IT Managers’ Narratives on Subordinates’ Motivation at Work: A Case Study

IT Managers’ Narratives on Subordinates’ Motivation at Work: A Case Study

Lars Göran Wallgren (University of Gothenburg, Sweden), Svante Leijon (University of Gothenburg, Sweden) and Kerstin Malm Andersson (University of Gothenburg, Sweden)
Copyright: © 2011 |Pages: 15
DOI: 10.4018/jthi.2011070103
OnDemand PDF Download:
No Current Special Offers
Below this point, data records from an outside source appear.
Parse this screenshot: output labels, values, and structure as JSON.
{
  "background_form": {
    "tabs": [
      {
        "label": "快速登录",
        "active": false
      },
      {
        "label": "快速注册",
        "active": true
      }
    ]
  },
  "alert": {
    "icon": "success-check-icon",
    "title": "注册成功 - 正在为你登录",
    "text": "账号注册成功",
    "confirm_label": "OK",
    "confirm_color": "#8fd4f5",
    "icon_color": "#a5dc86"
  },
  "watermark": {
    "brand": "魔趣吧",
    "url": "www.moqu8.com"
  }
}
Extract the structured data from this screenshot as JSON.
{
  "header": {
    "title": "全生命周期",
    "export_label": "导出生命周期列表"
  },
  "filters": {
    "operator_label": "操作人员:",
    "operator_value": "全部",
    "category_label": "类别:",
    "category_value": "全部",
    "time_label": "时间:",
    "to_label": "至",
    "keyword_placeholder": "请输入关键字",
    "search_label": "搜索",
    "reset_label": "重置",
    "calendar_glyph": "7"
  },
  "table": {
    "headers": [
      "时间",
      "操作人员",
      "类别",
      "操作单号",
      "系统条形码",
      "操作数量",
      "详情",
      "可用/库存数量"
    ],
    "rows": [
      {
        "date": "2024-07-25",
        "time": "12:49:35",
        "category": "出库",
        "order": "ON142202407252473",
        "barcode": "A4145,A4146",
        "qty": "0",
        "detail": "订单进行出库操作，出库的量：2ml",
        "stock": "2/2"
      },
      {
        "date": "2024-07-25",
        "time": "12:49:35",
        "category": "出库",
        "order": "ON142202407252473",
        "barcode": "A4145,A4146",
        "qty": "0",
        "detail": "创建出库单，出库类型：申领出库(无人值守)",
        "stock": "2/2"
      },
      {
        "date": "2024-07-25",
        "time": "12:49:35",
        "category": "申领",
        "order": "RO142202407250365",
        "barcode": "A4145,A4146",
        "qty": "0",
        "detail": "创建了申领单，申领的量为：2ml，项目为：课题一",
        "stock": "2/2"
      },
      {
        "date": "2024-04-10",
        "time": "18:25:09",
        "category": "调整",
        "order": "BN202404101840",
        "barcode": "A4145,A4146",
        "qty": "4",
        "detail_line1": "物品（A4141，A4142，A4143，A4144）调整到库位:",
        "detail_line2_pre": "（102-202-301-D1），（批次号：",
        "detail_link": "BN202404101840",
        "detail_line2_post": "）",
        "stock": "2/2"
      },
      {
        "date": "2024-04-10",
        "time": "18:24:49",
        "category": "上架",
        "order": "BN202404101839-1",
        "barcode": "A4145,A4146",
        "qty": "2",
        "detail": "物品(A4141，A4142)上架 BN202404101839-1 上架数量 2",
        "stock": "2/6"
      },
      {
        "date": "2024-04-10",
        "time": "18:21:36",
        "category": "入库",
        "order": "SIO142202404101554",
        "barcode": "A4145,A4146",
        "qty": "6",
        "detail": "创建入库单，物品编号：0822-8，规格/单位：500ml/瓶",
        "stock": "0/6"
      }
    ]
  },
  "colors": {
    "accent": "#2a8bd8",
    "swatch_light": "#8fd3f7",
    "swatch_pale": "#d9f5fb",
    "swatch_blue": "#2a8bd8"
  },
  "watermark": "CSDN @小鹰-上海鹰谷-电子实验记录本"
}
Little is known about managers’ perception of their subordinates’ motivation, especially how this perception influences managerial behavior. This study, conducted in the growing IT consultancy sector, focuses on how IT consultancy first-line managers construct their subordinates’ motivation. Since work motivation is a complex phenomenon, there is variation in how managers reduce this complexity. The empirical data was collected in semi-structured interviews with six team leaders (three female, three male) and are presented as narratives. In their narratives, the female team leaders present a more transformative view of their subordinates while the male managers present a more transactional view. The authors interpret this variation in the narrations as evidence that the issue of subordinate motivation is not seen as strategically important. This interpretation cast doubts on certain assumptions in organizational psychology theory.
Article Preview

The It Consultancy Firm

In an IT consultancy firm there is typically little direct contact between the IT managers (the team leaders) and the IT consultants (the subordinates). After the IT team managers assign the IT consultants to the customers, the IT consultants locate to the customers’ place of business where they are under the supervision of the customers. In this increasingly common professional workplace, where consultants tend to work independently from their statutory employers, managers must trust significantly in their subordinates’ self-motivation. According to Jackson and Carter (1995), when a workforce is complex, fragmented and physically remote, an understanding of the organization’s members is a necessity.

Complete Article List

Search this Journal:
Volume 18: 4 Issues (2022): Forthcoming, Available for Pre-Order
Volume 17: 4 Issues (2021)
Volume 16: 4 Issues (2020)
Volume 15: 4 Issues (2019)
Volume 14: 4 Issues (2018)
Volume 13: 4 Issues (2017)
Volume 12: 4 Issues (2016)
Volume 11: 4 Issues (2015)
Volume 10: 4 Issues (2014)
Volume 9: 4 Issues (2013)
Volume 8: 4 Issues (2012)
Volume 7: 4 Issues (2011)
Volume 6: 4 Issues (2010)
Volume 5: 4 Issues (2009)
Volume 4: 4 Issues (2008)
Volume 3: 4 Issues (2007)
Volume 2: 4 Issues (2006)
Volume 1: 4 Issues (2005)
View Complete Journal Contents Listing